Records from a data collection:
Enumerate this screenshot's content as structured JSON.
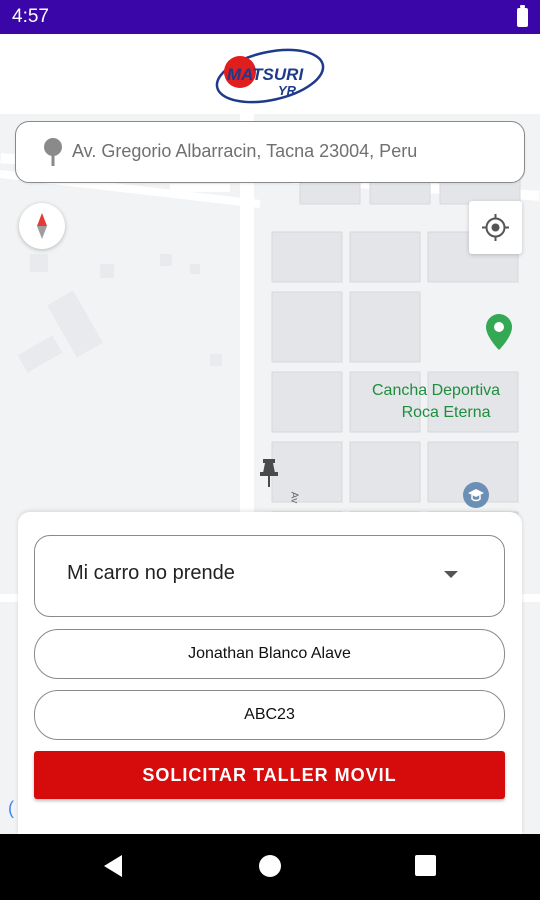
{
  "status_bar": {
    "time": "4:57"
  },
  "header": {
    "logo_text_top": "MATSURI",
    "logo_text_bottom": "YR"
  },
  "map": {
    "address": "Av. Gregorio Albarracin, Tacna 23004, Peru",
    "poi_label_line1": "Cancha Deportiva",
    "poi_label_line2": "Roca Eterna",
    "street_label": "Av"
  },
  "form": {
    "problem_selected": "Mi carro no prende",
    "name_value": "Jonathan Blanco Alave",
    "plate_value": "ABC23",
    "submit_label": "SOLICITAR TALLER MOVIL"
  },
  "colors": {
    "status_bar": "#3a06a8",
    "submit": "#d60b0b",
    "poi": "#1e8e3e",
    "logo_blue": "#1e3a8a",
    "logo_red": "#e11d1d"
  },
  "icons": {
    "search_pin": "map-pin-icon",
    "compass": "compass-icon",
    "locate": "my-location-icon",
    "poi": "green-place-icon",
    "school": "school-icon",
    "marker": "push-pin-icon"
  }
}
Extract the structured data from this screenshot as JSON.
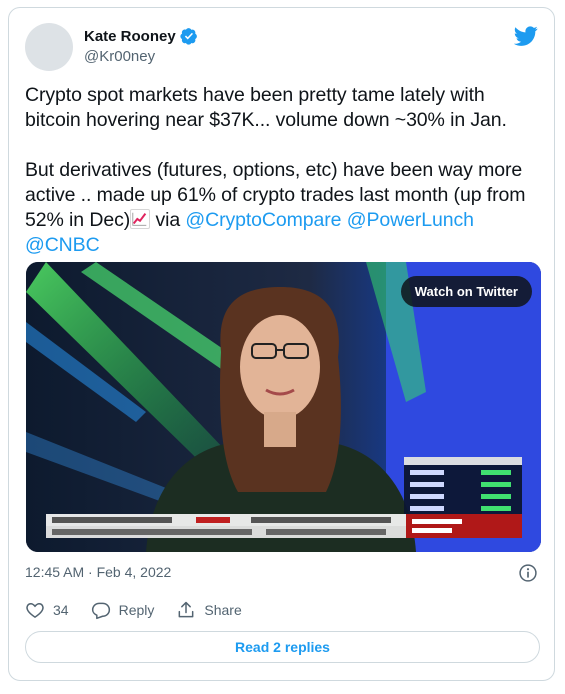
{
  "author": {
    "name": "Kate Rooney",
    "handle": "@Kr00ney"
  },
  "tweet": {
    "line1": "Crypto spot markets have been pretty tame lately with bitcoin hovering near $37K...  volume down ~30% in Jan.",
    "line2_start": "But derivatives (futures, options, etc) have been way more active .. made up 61% of crypto trades last month (up from 52% in Dec)",
    "line2_via": " via ",
    "mention1": "@CryptoCompare",
    "mention2": "@PowerLunch",
    "mention3": "@CNBC"
  },
  "media": {
    "watch_label": "Watch on Twitter"
  },
  "timestamp": "12:45 AM · Feb 4, 2022",
  "actions": {
    "like_count": "34",
    "reply_label": "Reply",
    "share_label": "Share"
  },
  "read_replies_label": "Read 2 replies",
  "colors": {
    "accent": "#1d9bf0",
    "text": "#0f1419",
    "muted": "#536471",
    "border": "#cfd9de"
  }
}
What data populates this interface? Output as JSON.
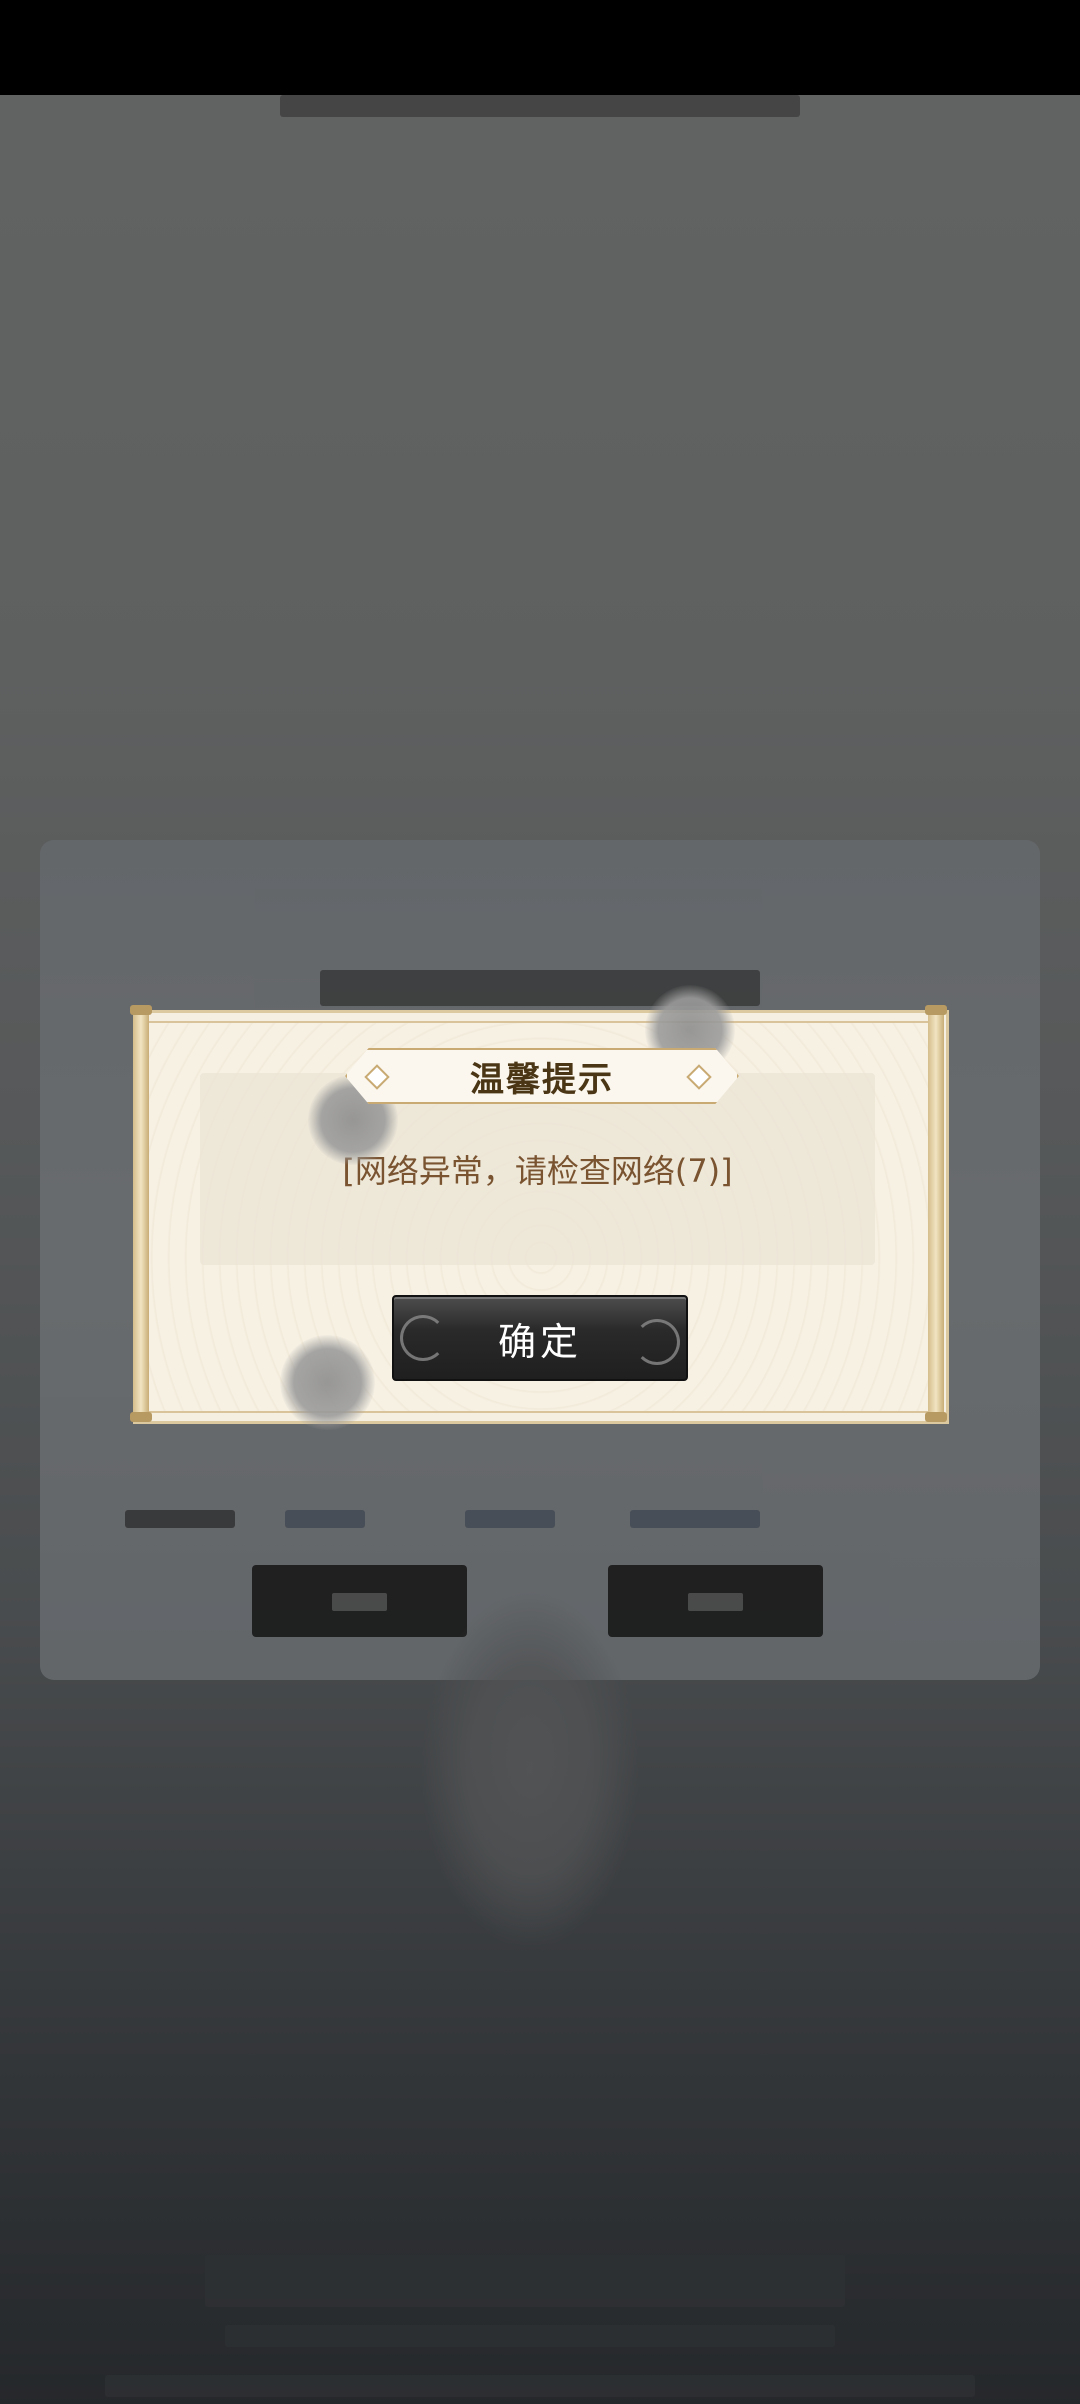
{
  "dialog": {
    "title": "温馨提示",
    "message": "[网络异常，请检查网络(7)]",
    "confirm_label": "确定"
  },
  "colors": {
    "dialog_bg": "#f7f1e4",
    "title_text": "#4a3514",
    "message_text": "#7a5431",
    "button_bg": "#2a2a2a",
    "button_text": "#ffffff"
  }
}
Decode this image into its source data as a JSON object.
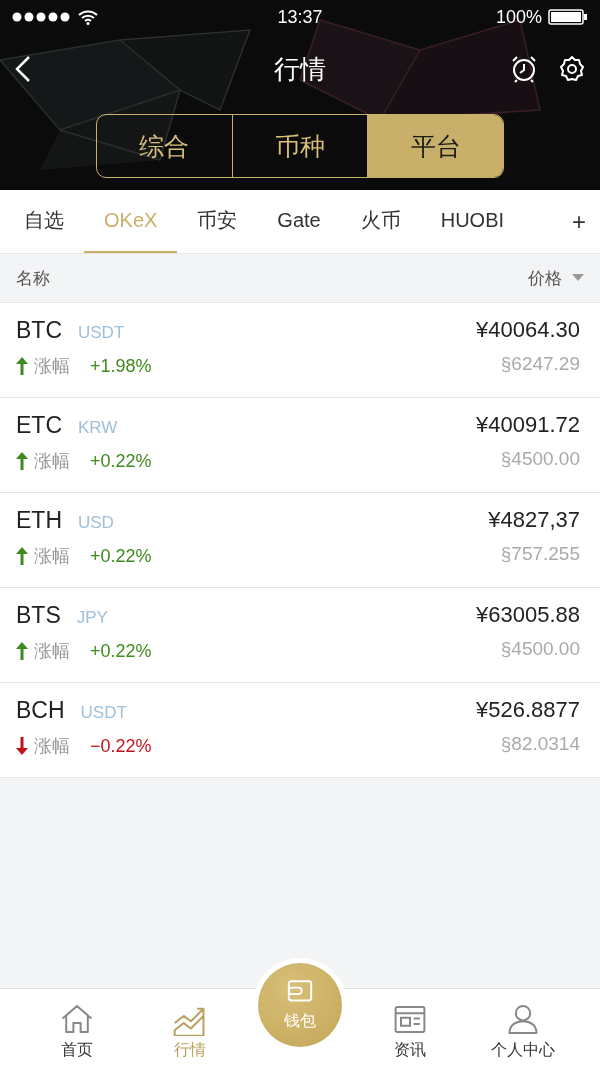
{
  "status_bar": {
    "time": "13:37",
    "battery": "100%"
  },
  "nav": {
    "title": "行情"
  },
  "segments": [
    {
      "label": "综合",
      "selected": false
    },
    {
      "label": "币种",
      "selected": false
    },
    {
      "label": "平台",
      "selected": true
    }
  ],
  "tabs": [
    {
      "label": "自选",
      "selected": false
    },
    {
      "label": "OKeX",
      "selected": true
    },
    {
      "label": "币安",
      "selected": false
    },
    {
      "label": "Gate",
      "selected": false
    },
    {
      "label": "火币",
      "selected": false
    },
    {
      "label": "HUOBI",
      "selected": false
    }
  ],
  "add_tab": "+",
  "columns": {
    "name": "名称",
    "price": "价格"
  },
  "rows": [
    {
      "symbol": "BTC",
      "quote": "USDT",
      "change_label": "涨幅",
      "change": "+1.98%",
      "kind": "up",
      "price": "¥40064.30",
      "alt_price": "§6247.29"
    },
    {
      "symbol": "ETC",
      "quote": "KRW",
      "change_label": "涨幅",
      "change": "+0.22%",
      "kind": "up",
      "price": "¥40091.72",
      "alt_price": "§4500.00"
    },
    {
      "symbol": "ETH",
      "quote": "USD",
      "change_label": "涨幅",
      "change": "+0.22%",
      "kind": "up",
      "price": "¥4827,37",
      "alt_price": "§757.255"
    },
    {
      "symbol": "BTS",
      "quote": "JPY",
      "change_label": "涨幅",
      "change": "+0.22%",
      "kind": "up",
      "price": "¥63005.88",
      "alt_price": "§4500.00"
    },
    {
      "symbol": "BCH",
      "quote": "USDT",
      "change_label": "涨幅",
      "change": "−0.22%",
      "kind": "down",
      "price": "¥526.8877",
      "alt_price": "§82.0314"
    }
  ],
  "bottom_nav": [
    {
      "label": "首页",
      "kind": "home",
      "selected": false
    },
    {
      "label": "行情",
      "kind": "market",
      "selected": true
    },
    {
      "label": "钱包",
      "kind": "wallet",
      "selected": false
    },
    {
      "label": "资讯",
      "kind": "news",
      "selected": false
    },
    {
      "label": "个人中心",
      "kind": "profile",
      "selected": false
    }
  ]
}
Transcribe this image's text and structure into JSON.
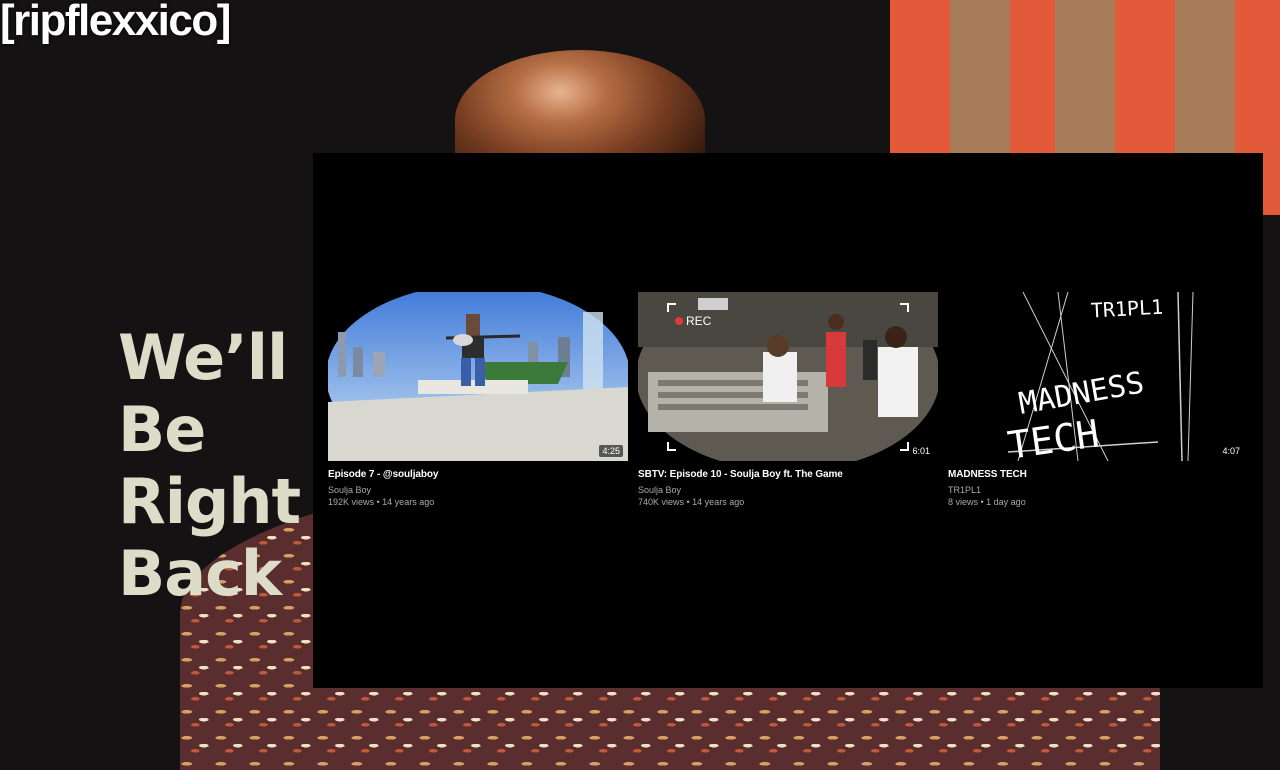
{
  "overlay_text": {
    "channel_tag": "[ripflexxico]",
    "brb_lines": [
      "We’ll",
      "Be",
      "Right",
      "Back"
    ]
  },
  "colors": {
    "end_screen_bg": "#000000",
    "stripe_orange": "#e25a3a",
    "stripe_tan": "#a67d58",
    "brb_text": "#dcdcc8"
  },
  "end_screen": {
    "videos": [
      {
        "title": "Episode 7 - @souljaboy",
        "channel": "Soulja Boy",
        "stats": "192K views • 14 years ago",
        "duration": "4:25"
      },
      {
        "title": "SBTV: Episode 10 - Soulja Boy ft. The Game",
        "channel": "Soulja Boy",
        "stats": "740K views • 14 years ago",
        "duration": "6:01",
        "overlay_rec": "REC"
      },
      {
        "title": "MADNESS TECH",
        "channel": "TR1PL1",
        "stats": "8 views • 1 day ago",
        "duration": "4:07",
        "art_text_1": "TR1PL1",
        "art_text_2": "MADNESS",
        "art_text_3": "TECH"
      }
    ]
  }
}
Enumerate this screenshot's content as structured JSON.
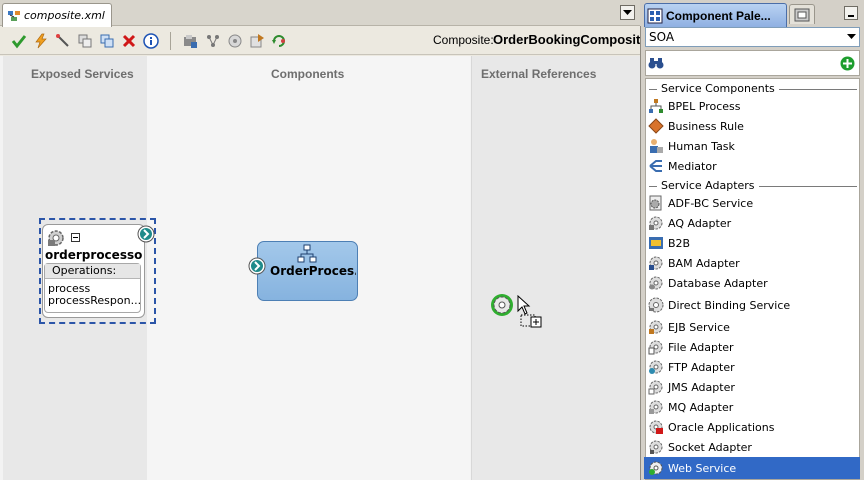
{
  "editor": {
    "tab_label": "composite.xml",
    "composite_label": "Composite:",
    "composite_name": "OrderBookingComposite",
    "toolbar_icons": [
      "validate-check-icon",
      "lightning-icon",
      "wand-icon",
      "copy-icon",
      "paste-icon",
      "delete-icon",
      "info-icon",
      "deploy-icon",
      "wiring-icon",
      "test-icon",
      "export-icon",
      "refresh-icon"
    ]
  },
  "lanes": {
    "exposed_services": "Exposed Services",
    "components": "Components",
    "external_references": "External References"
  },
  "exposed_service": {
    "name": "orderprocesso...",
    "operations_label": "Operations:",
    "operations": [
      "process",
      "processRespon..."
    ]
  },
  "component": {
    "name": "OrderProces..."
  },
  "palette": {
    "tab_label": "Component Pale...",
    "selected_category": "SOA",
    "sections": [
      {
        "title": "Service Components",
        "items": [
          "BPEL Process",
          "Business Rule",
          "Human Task",
          "Mediator"
        ]
      },
      {
        "title": "Service Adapters",
        "items": [
          "ADF-BC Service",
          "AQ Adapter",
          "B2B",
          "BAM Adapter",
          "Database Adapter",
          "Direct Binding Service",
          "EJB Service",
          "File Adapter",
          "FTP Adapter",
          "JMS Adapter",
          "MQ Adapter",
          "Oracle Applications",
          "Socket Adapter",
          "Web Service"
        ]
      }
    ],
    "selected_item": "Web Service"
  },
  "colors": {
    "selection_blue": "#3169c6",
    "component_fill": "#a3c8ea",
    "dashed_selection": "#2b55a8"
  }
}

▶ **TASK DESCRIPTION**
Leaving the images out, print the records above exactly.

▶ **RESULT**
Enumerate this screenshot's content as structured JSON.
{
  "status_bar": {
    "time": "4:57"
  },
  "header": {
    "logo_text_top": "MATSURI",
    "logo_text_bottom": "YR"
  },
  "map": {
    "address": "Av. Gregorio Albarracin, Tacna 23004, Peru",
    "poi_label_line1": "Cancha Deportiva",
    "poi_label_line2": "Roca Eterna",
    "street_label": "Av"
  },
  "form": {
    "problem_selected": "Mi carro no prende",
    "name_value": "Jonathan Blanco Alave",
    "plate_value": "ABC23",
    "submit_label": "SOLICITAR TALLER MOVIL"
  },
  "colors": {
    "status_bar": "#3a06a8",
    "submit": "#d60b0b",
    "poi": "#1e8e3e",
    "logo_blue": "#1e3a8a",
    "logo_red": "#e11d1d"
  },
  "icons": {
    "search_pin": "map-pin-icon",
    "compass": "compass-icon",
    "locate": "my-location-icon",
    "poi": "green-place-icon",
    "school": "school-icon",
    "marker": "push-pin-icon"
  }
}
Extract the structured data from this screenshot as JSON.
{
  "author": {
    "name": "Kate Rooney",
    "handle": "@Kr00ney"
  },
  "tweet": {
    "line1": "Crypto spot markets have been pretty tame lately with bitcoin hovering near $37K...  volume down ~30% in Jan.",
    "line2_start": "But derivatives (futures, options, etc) have been way more active .. made up 61% of crypto trades last month (up from 52% in Dec)",
    "line2_via": " via ",
    "mention1": "@CryptoCompare",
    "mention2": "@PowerLunch",
    "mention3": "@CNBC"
  },
  "media": {
    "watch_label": "Watch on Twitter"
  },
  "timestamp": "12:45 AM · Feb 4, 2022",
  "actions": {
    "like_count": "34",
    "reply_label": "Reply",
    "share_label": "Share"
  },
  "read_replies_label": "Read 2 replies",
  "colors": {
    "accent": "#1d9bf0",
    "text": "#0f1419",
    "muted": "#536471",
    "border": "#cfd9de"
  }
}
What data populates this interface? Output as JSON.
{
  "dialog": {
    "title": "温馨提示",
    "message": "[网络异常，请检查网络(7)]",
    "confirm_label": "确定"
  },
  "colors": {
    "dialog_bg": "#f7f1e4",
    "title_text": "#4a3514",
    "message_text": "#7a5431",
    "button_bg": "#2a2a2a",
    "button_text": "#ffffff"
  }
}
Decode this image into its source data as a JSON object.
{
  "status_bar": {
    "time": "13:37",
    "battery": "100%"
  },
  "nav": {
    "title": "行情"
  },
  "segments": [
    {
      "label": "综合",
      "selected": false
    },
    {
      "label": "币种",
      "selected": false
    },
    {
      "label": "平台",
      "selected": true
    }
  ],
  "tabs": [
    {
      "label": "自选",
      "selected": false
    },
    {
      "label": "OKeX",
      "selected": true
    },
    {
      "label": "币安",
      "selected": false
    },
    {
      "label": "Gate",
      "selected": false
    },
    {
      "label": "火币",
      "selected": false
    },
    {
      "label": "HUOBI",
      "selected": false
    }
  ],
  "add_tab": "+",
  "columns": {
    "name": "名称",
    "price": "价格"
  },
  "rows": [
    {
      "symbol": "BTC",
      "quote": "USDT",
      "change_label": "涨幅",
      "change": "+1.98%",
      "kind": "up",
      "price": "¥40064.30",
      "alt_price": "§6247.29"
    },
    {
      "symbol": "ETC",
      "quote": "KRW",
      "change_label": "涨幅",
      "change": "+0.22%",
      "kind": "up",
      "price": "¥40091.72",
      "alt_price": "§4500.00"
    },
    {
      "symbol": "ETH",
      "quote": "USD",
      "change_label": "涨幅",
      "change": "+0.22%",
      "kind": "up",
      "price": "¥4827,37",
      "alt_price": "§757.255"
    },
    {
      "symbol": "BTS",
      "quote": "JPY",
      "change_label": "涨幅",
      "change": "+0.22%",
      "kind": "up",
      "price": "¥63005.88",
      "alt_price": "§4500.00"
    },
    {
      "symbol": "BCH",
      "quote": "USDT",
      "change_label": "涨幅",
      "change": "−0.22%",
      "kind": "down",
      "price": "¥526.8877",
      "alt_price": "§82.0314"
    }
  ],
  "bottom_nav": [
    {
      "label": "首页",
      "kind": "home",
      "selected": false
    },
    {
      "label": "行情",
      "kind": "market",
      "selected": true
    },
    {
      "label": "钱包",
      "kind": "wallet",
      "selected": false
    },
    {
      "label": "资讯",
      "kind": "news",
      "selected": false
    },
    {
      "label": "个人中心",
      "kind": "profile",
      "selected": false
    }
  ]
}
Transcribe this image's text and structure into JSON.
{
  "overlay_text": {
    "channel_tag": "[ripflexxico]",
    "brb_lines": [
      "We’ll",
      "Be",
      "Right",
      "Back"
    ]
  },
  "colors": {
    "end_screen_bg": "#000000",
    "stripe_orange": "#e25a3a",
    "stripe_tan": "#a67d58",
    "brb_text": "#dcdcc8"
  },
  "end_screen": {
    "videos": [
      {
        "title": "Episode 7 - @souljaboy",
        "channel": "Soulja Boy",
        "stats": "192K views • 14 years ago",
        "duration": "4:25"
      },
      {
        "title": "SBTV: Episode 10 - Soulja Boy ft. The Game",
        "channel": "Soulja Boy",
        "stats": "740K views • 14 years ago",
        "duration": "6:01",
        "overlay_rec": "REC"
      },
      {
        "title": "MADNESS TECH",
        "channel": "TR1PL1",
        "stats": "8 views • 1 day ago",
        "duration": "4:07",
        "art_text_1": "TR1PL1",
        "art_text_2": "MADNESS",
        "art_text_3": "TECH"
      }
    ]
  }
}
Enumerate this screenshot's content as structured JSON.
{
  "editor": {
    "tab_label": "composite.xml",
    "composite_label": "Composite:",
    "composite_name": "OrderBookingComposite",
    "toolbar_icons": [
      "validate-check-icon",
      "lightning-icon",
      "wand-icon",
      "copy-icon",
      "paste-icon",
      "delete-icon",
      "info-icon",
      "deploy-icon",
      "wiring-icon",
      "test-icon",
      "export-icon",
      "refresh-icon"
    ]
  },
  "lanes": {
    "exposed_services": "Exposed Services",
    "components": "Components",
    "external_references": "External References"
  },
  "exposed_service": {
    "name": "orderprocesso...",
    "operations_label": "Operations:",
    "operations": [
      "process",
      "processRespon..."
    ]
  },
  "component": {
    "name": "OrderProces..."
  },
  "palette": {
    "tab_label": "Component Pale...",
    "selected_category": "SOA",
    "sections": [
      {
        "title": "Service Components",
        "items": [
          "BPEL Process",
          "Business Rule",
          "Human Task",
          "Mediator"
        ]
      },
      {
        "title": "Service Adapters",
        "items": [
          "ADF-BC Service",
          "AQ Adapter",
          "B2B",
          "BAM Adapter",
          "Database Adapter",
          "Direct Binding Service",
          "EJB Service",
          "File Adapter",
          "FTP Adapter",
          "JMS Adapter",
          "MQ Adapter",
          "Oracle Applications",
          "Socket Adapter",
          "Web Service"
        ]
      }
    ],
    "selected_item": "Web Service"
  },
  "colors": {
    "selection_blue": "#3169c6",
    "component_fill": "#a3c8ea",
    "dashed_selection": "#2b55a8"
  }
}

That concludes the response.